[Component data from apps and pages]

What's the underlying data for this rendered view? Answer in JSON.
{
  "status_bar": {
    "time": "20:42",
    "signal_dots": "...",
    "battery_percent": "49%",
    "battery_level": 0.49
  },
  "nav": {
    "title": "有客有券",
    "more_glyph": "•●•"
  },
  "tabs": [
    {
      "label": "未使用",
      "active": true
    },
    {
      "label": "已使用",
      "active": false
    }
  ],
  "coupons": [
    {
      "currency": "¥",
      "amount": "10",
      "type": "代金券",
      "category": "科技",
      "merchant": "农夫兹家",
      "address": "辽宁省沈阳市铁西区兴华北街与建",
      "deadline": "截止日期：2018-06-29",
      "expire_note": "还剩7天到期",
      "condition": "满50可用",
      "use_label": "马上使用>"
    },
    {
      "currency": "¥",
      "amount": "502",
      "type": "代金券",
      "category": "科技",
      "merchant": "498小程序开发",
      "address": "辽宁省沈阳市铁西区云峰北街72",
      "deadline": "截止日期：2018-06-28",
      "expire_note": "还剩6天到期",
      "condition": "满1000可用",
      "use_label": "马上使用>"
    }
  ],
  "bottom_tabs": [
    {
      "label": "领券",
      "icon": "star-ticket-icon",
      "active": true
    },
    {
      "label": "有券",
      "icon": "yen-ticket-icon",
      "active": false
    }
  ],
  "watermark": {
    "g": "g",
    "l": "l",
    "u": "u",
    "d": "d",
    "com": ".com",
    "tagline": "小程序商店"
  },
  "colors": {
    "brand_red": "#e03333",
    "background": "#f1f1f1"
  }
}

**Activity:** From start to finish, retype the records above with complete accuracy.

**Result for this task:**
What's the underlying data for this rendered view? Answer in JSON.
{
  "status_bar": {
    "time": "20:42",
    "signal_dots": "...",
    "battery_percent": "49%",
    "battery_level": 0.49
  },
  "nav": {
    "title": "有客有券",
    "more_glyph": "•●•"
  },
  "tabs": [
    {
      "label": "未使用",
      "active": true
    },
    {
      "label": "已使用",
      "active": false
    }
  ],
  "coupons": [
    {
      "currency": "¥",
      "amount": "10",
      "type": "代金券",
      "category": "科技",
      "merchant": "农夫兹家",
      "address": "辽宁省沈阳市铁西区兴华北街与建",
      "deadline": "截止日期：2018-06-29",
      "expire_note": "还剩7天到期",
      "condition": "满50可用",
      "use_label": "马上使用>"
    },
    {
      "currency": "¥",
      "amount": "502",
      "type": "代金券",
      "category": "科技",
      "merchant": "498小程序开发",
      "address": "辽宁省沈阳市铁西区云峰北街72",
      "deadline": "截止日期：2018-06-28",
      "expire_note": "还剩6天到期",
      "condition": "满1000可用",
      "use_label": "马上使用>"
    }
  ],
  "bottom_tabs": [
    {
      "label": "领券",
      "icon": "star-ticket-icon",
      "active": true
    },
    {
      "label": "有券",
      "icon": "yen-ticket-icon",
      "active": false
    }
  ],
  "watermark": {
    "g": "g",
    "l": "l",
    "u": "u",
    "d": "d",
    "com": ".com",
    "tagline": "小程序商店"
  },
  "colors": {
    "brand_red": "#e03333",
    "background": "#f1f1f1"
  }
}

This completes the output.